#### PROBLEM TO SOLVE
Which lines of the data contain the string "documents"? Copy every one of them.

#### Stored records
========================================

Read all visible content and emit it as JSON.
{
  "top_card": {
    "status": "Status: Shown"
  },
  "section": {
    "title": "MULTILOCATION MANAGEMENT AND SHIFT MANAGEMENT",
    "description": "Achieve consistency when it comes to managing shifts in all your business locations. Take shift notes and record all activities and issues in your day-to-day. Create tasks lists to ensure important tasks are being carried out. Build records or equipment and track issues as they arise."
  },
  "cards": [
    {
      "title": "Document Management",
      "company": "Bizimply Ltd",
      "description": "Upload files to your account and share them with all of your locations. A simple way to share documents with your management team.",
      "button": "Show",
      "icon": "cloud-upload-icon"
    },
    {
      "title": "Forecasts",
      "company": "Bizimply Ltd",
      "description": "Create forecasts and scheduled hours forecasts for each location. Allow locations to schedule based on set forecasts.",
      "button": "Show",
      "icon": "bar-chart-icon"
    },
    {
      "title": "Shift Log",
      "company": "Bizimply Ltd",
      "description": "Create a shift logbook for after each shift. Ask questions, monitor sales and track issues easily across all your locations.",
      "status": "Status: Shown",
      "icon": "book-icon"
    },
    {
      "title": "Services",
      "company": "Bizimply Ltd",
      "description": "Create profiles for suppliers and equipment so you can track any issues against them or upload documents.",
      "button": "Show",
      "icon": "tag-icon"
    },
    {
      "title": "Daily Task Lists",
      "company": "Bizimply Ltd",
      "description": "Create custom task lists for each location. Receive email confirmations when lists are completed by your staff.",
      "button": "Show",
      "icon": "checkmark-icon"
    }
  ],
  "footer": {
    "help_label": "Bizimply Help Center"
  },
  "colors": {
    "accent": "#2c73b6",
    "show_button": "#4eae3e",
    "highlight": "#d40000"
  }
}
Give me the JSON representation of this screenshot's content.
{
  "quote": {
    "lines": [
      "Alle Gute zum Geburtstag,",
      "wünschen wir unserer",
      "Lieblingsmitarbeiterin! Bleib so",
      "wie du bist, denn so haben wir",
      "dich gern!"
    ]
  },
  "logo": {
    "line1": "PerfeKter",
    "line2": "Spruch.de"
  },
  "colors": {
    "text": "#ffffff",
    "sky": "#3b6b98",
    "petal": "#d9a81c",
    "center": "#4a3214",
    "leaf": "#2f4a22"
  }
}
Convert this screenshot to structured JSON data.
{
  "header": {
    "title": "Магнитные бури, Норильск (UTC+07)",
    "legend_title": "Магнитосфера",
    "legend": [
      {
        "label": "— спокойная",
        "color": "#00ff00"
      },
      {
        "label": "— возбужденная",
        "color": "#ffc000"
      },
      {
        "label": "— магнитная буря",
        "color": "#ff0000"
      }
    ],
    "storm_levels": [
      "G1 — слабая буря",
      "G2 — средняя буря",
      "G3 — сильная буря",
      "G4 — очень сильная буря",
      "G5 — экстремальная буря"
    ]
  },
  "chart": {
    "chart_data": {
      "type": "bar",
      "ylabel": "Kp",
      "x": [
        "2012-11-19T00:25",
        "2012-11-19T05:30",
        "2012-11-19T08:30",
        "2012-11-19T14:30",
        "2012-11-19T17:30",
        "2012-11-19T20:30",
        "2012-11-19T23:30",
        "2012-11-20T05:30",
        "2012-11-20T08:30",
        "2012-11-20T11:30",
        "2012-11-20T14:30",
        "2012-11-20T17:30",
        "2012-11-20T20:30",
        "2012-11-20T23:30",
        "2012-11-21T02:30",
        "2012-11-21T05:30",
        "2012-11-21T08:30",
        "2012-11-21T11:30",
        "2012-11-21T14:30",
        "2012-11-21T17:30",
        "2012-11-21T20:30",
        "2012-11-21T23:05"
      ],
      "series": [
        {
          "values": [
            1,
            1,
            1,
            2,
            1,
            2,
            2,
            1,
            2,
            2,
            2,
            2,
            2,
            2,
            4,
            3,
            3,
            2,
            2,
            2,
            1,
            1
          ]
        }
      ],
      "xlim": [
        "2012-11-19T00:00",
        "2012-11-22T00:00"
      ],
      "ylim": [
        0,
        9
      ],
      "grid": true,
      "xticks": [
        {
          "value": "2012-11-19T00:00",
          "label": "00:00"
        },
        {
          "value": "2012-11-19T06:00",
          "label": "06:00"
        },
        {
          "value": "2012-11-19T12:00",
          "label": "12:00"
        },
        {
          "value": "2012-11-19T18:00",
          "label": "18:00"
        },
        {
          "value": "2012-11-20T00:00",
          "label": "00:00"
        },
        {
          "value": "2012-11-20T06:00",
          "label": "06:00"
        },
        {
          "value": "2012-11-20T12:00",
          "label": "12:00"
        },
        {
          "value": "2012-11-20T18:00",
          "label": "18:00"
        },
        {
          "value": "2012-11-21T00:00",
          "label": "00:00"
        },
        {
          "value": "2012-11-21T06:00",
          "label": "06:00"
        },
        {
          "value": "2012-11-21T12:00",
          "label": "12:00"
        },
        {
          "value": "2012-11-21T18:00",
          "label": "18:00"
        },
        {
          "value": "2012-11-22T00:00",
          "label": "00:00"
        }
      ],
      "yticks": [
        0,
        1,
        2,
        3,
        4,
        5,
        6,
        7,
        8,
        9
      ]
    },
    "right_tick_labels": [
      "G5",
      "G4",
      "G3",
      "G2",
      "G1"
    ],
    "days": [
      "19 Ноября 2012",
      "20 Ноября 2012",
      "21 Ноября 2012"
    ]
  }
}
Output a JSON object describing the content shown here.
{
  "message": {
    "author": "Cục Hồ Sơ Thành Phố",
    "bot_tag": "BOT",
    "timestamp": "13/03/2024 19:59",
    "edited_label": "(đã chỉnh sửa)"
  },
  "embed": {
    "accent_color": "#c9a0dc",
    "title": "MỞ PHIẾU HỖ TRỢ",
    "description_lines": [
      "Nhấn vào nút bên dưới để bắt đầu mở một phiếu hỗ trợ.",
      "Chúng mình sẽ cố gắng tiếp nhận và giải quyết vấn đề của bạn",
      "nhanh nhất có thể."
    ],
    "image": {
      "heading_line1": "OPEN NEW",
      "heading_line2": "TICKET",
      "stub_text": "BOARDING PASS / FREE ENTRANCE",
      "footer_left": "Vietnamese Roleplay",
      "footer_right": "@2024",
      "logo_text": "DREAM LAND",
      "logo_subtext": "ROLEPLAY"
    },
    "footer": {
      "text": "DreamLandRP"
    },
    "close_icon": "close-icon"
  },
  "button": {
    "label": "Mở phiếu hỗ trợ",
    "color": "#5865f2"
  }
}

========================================

#### OUTPUT FOR THIS TASK
      "description": "Upload files to your account and share them with all of your locations. A simple way to share documents with your management team.",
      "description": "Create profiles for suppliers and equipment so you can track any issues against them or upload documents.",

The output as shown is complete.